§ **What this task involves**
Go through the material below and copy each line where the word "content" appears.

§ **Dataset extract**
◆ ◆ ◆ ◆ ◆ ◆ ◆

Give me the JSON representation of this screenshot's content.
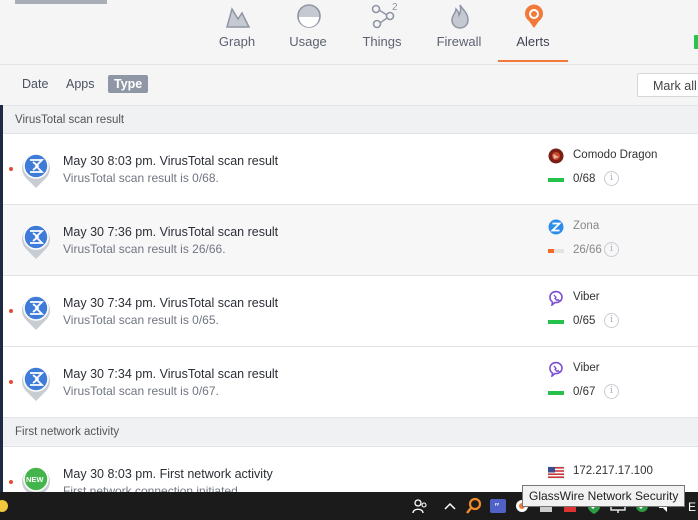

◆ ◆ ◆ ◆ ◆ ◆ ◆

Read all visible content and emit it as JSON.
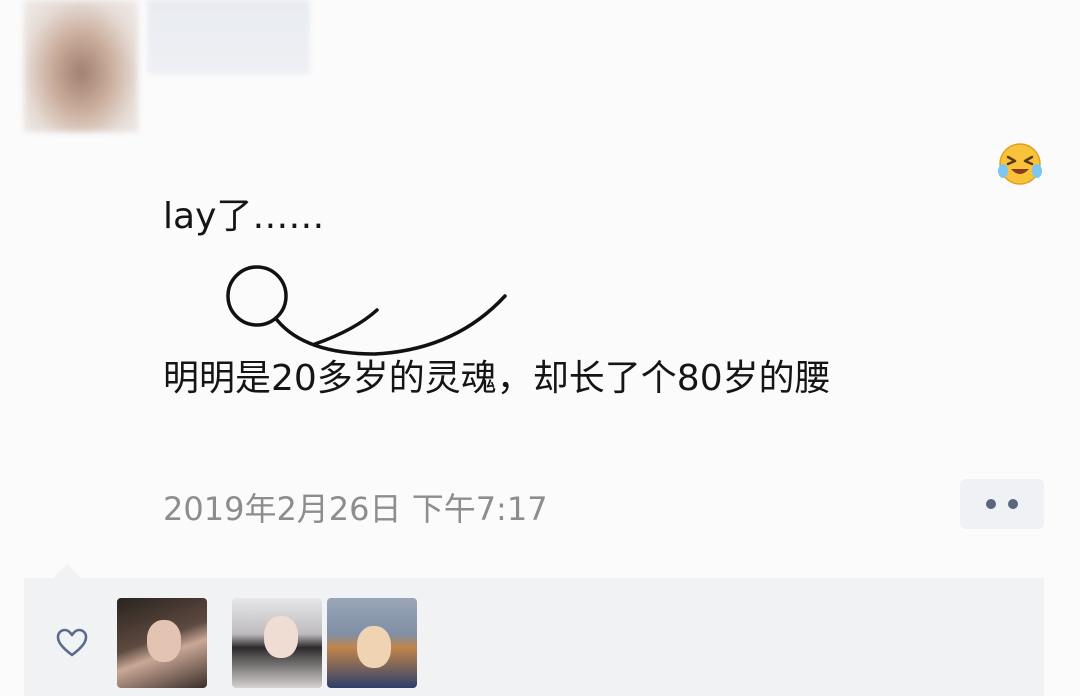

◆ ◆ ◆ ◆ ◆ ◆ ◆

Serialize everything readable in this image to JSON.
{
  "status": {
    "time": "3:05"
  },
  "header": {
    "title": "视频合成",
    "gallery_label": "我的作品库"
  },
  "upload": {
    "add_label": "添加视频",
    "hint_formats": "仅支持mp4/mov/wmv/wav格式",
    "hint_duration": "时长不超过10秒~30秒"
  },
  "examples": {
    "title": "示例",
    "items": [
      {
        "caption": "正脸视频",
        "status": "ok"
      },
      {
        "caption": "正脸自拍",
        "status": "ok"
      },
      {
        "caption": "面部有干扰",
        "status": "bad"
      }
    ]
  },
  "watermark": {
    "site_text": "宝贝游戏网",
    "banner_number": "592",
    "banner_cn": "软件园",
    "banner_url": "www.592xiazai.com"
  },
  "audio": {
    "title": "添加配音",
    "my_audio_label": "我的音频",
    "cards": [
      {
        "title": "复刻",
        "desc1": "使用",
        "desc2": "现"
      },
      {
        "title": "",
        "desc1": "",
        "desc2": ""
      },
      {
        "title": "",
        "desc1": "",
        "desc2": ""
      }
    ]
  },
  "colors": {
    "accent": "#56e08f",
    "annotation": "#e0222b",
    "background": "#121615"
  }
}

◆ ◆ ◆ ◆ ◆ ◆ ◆

§ **Answer section**
Give me the JSON representation of this screenshot's content.
Read all visible content and emit it as JSON.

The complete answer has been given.